In our view, it is very difficult to obtain useful views about economic direction using the standard "flow of anecdotes" approach that is the bread-and-butter of many analysts. The economic data reported daily are a mix of leading, coincident and lagging indicators, often noisy and subject to revision, and without any overall economic structure. Adjusting one's entire economic views following each report, as if each somehow adds significant information, is a recipe for confusion. Treating economic data as a flow of anecdotes, without putting any structure around them, is why the economic consensus has failed to ever anticipate an oncoming recession.
We use a variety of methods to gauge recession risk. The most straightforward is to form fairly low-order indicator sets like our Recession Warning Composite (see November 12, 2007, Expecting A Recession ), that have a long historical record of accurately distinguishing recessions. These indicator sets are comprised of what might be called "weak learners" - conditions that do not in themselves have infallible records of identifying recessions, but that provide very strong signals when observed in combination with other recession flags. They include fairly straightforward conditions such as whether or not the S&P 500 is below its level of 6 months earlier, whether credit spreads are wider than they were 6 months earlier, whether the Purchasing Manager's Index is in the low 50's or below, and so forth.
As of last week, a simple average of 20 of these binary recession indicators continued to show a preponderance of signals still in place - a condition that has never been observed except alongside a U.S. recession.
Moreover, we can select random subsets of these indicators across random periods of time, in order to make the model less sensitive to exactly how it is put together. That method typically produces more variation in the overall conclusion about the economy, so the confidence in that conclusion is particularly strong when multiple models agree. At present, we observe agreement across a broad ensemble of models, even restricting data to indicators available since 1950 (broader data since 1970 imply virtual certainty of recession). The uniformity of recessionary evidence we observe today has never been seen except during or just prior to other historical recessions.
In short, recent U.S. economic reports have improved modestly from the clearly negative momentum that we saw in late-summer. Unfortunately, the underlying recessionary pressures we observe are largely unchanged. When we take the present set of economic evidence in its entirety, we see very little evidence of a meaningful reduction in recession risks.
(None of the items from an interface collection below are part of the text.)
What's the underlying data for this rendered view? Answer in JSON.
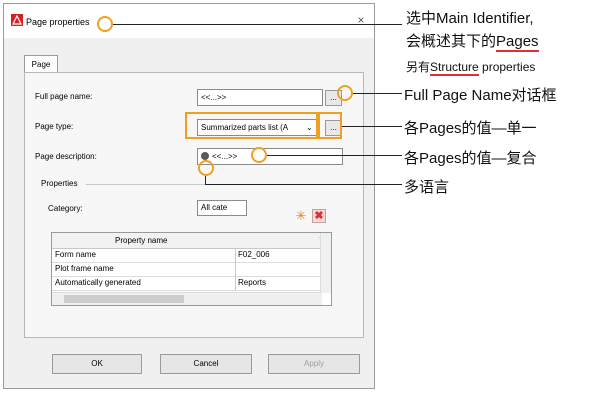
{
  "dialog": {
    "title": "Page properties",
    "tab": "Page",
    "fields": {
      "full_page_name_label": "Full page name:",
      "full_page_name_value": "<<...>>",
      "page_type_label": "Page type:",
      "page_type_value": "Summarized parts list (A",
      "page_description_label": "Page description:",
      "page_description_value": "<<...>>",
      "browse_label": "..."
    },
    "properties": {
      "group_label": "Properties",
      "category_label": "Category:",
      "category_value": "All cate",
      "table_header": "Property name",
      "table_header_2": "V",
      "rows": [
        {
          "name": "Form name",
          "value": "F02_006"
        },
        {
          "name": "Plot frame name",
          "value": ""
        },
        {
          "name": "Automatically generated",
          "value": "Reports"
        }
      ]
    },
    "buttons": {
      "ok": "OK",
      "cancel": "Cancel",
      "apply": "Apply"
    }
  },
  "annotations": {
    "a1_line1": "选中Main Identifier,",
    "a1_line2_prefix": "会概述其下的",
    "a1_line2_highlight": "Pages",
    "a1_line3_prefix": "另有",
    "a1_line3_highlight": "Structure",
    "a1_line3_suffix": " properties",
    "a2": "Full Page Name对话框",
    "a3": "各Pages的值—单一",
    "a4": "各Pages的值—复合",
    "a5": "多语言"
  },
  "colors": {
    "callout": "#f0a020",
    "underline": "#e03030",
    "delete_icon": "#d83030"
  }
}
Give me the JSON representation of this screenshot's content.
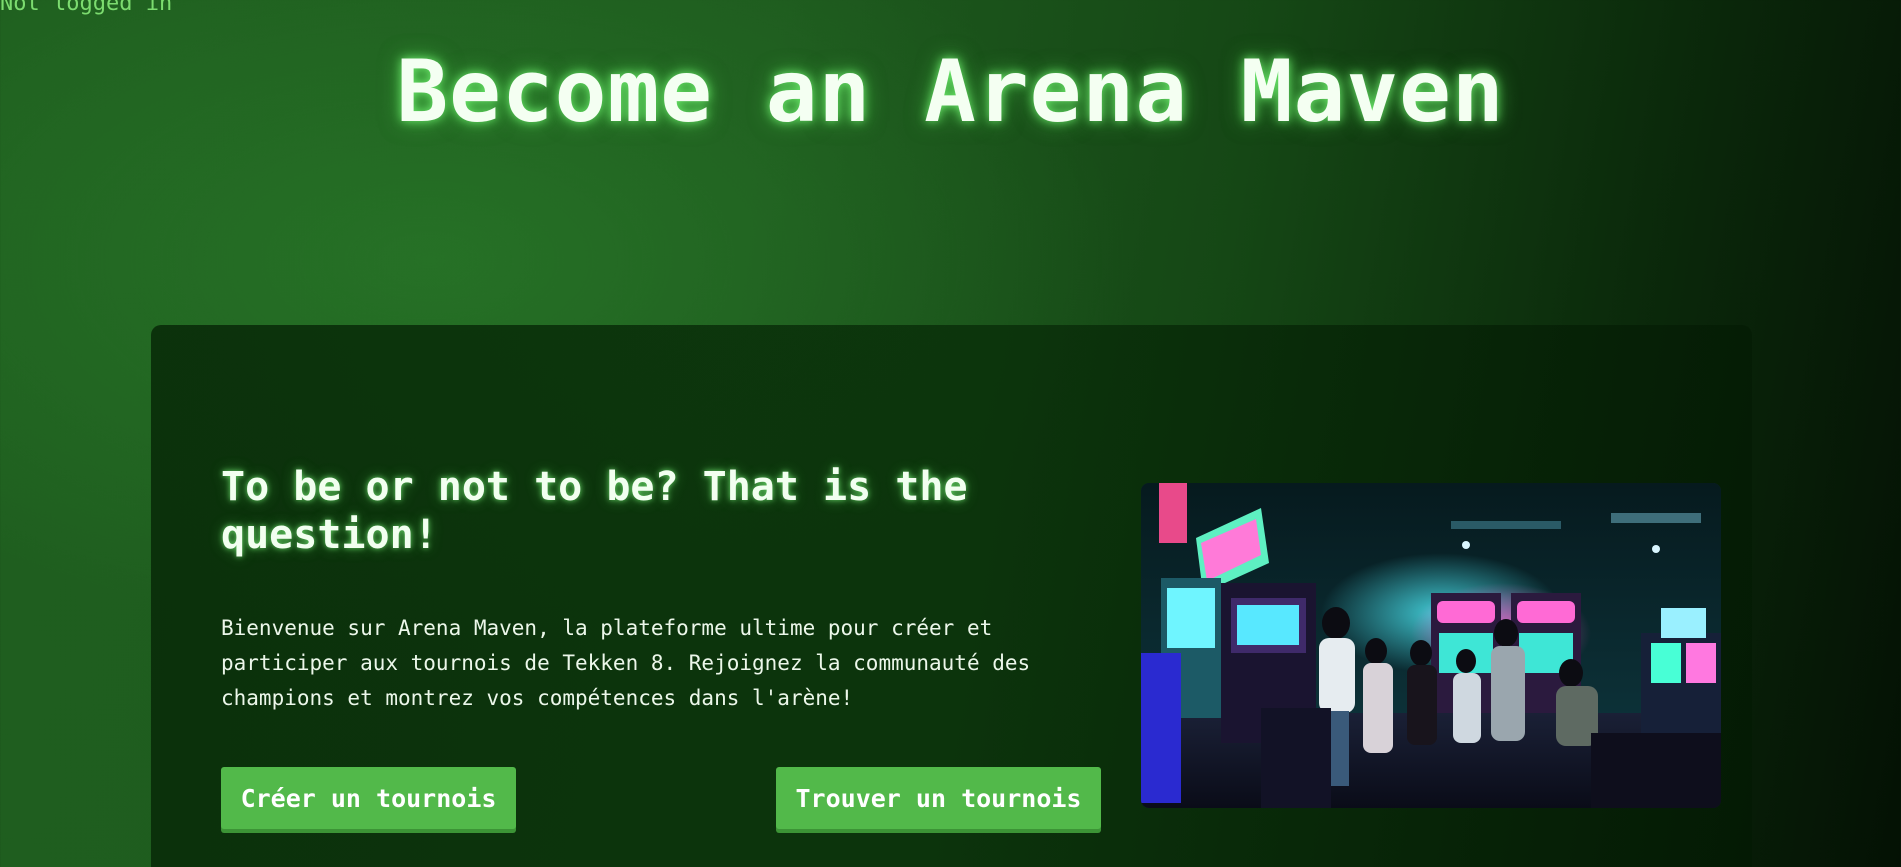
{
  "header": {
    "login_status": "Not logged in",
    "title": "Become an Arena Maven"
  },
  "hero": {
    "heading": "To be or not to be? That is the question!",
    "description": "Bienvenue sur Arena Maven, la plateforme ultime pour créer et participer aux tournois de Tekken 8. Rejoignez la communauté des champions et montrez vos compétences dans l'arène!",
    "buttons": {
      "create_label": "Créer un tournois",
      "find_label": "Trouver un tournois"
    },
    "image": {
      "subject": "neon-lit arcade with people playing cabinets"
    }
  },
  "colors": {
    "accent_button": "#52b94a",
    "background_green": "#1e5a1e",
    "title_glow": "#78ff78",
    "login_text": "#7cdc6f"
  }
}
Indeed, the evidence from the rest of the world, both developed and developing, reinforces the expectation that the global economy is approaching a fresh contraction.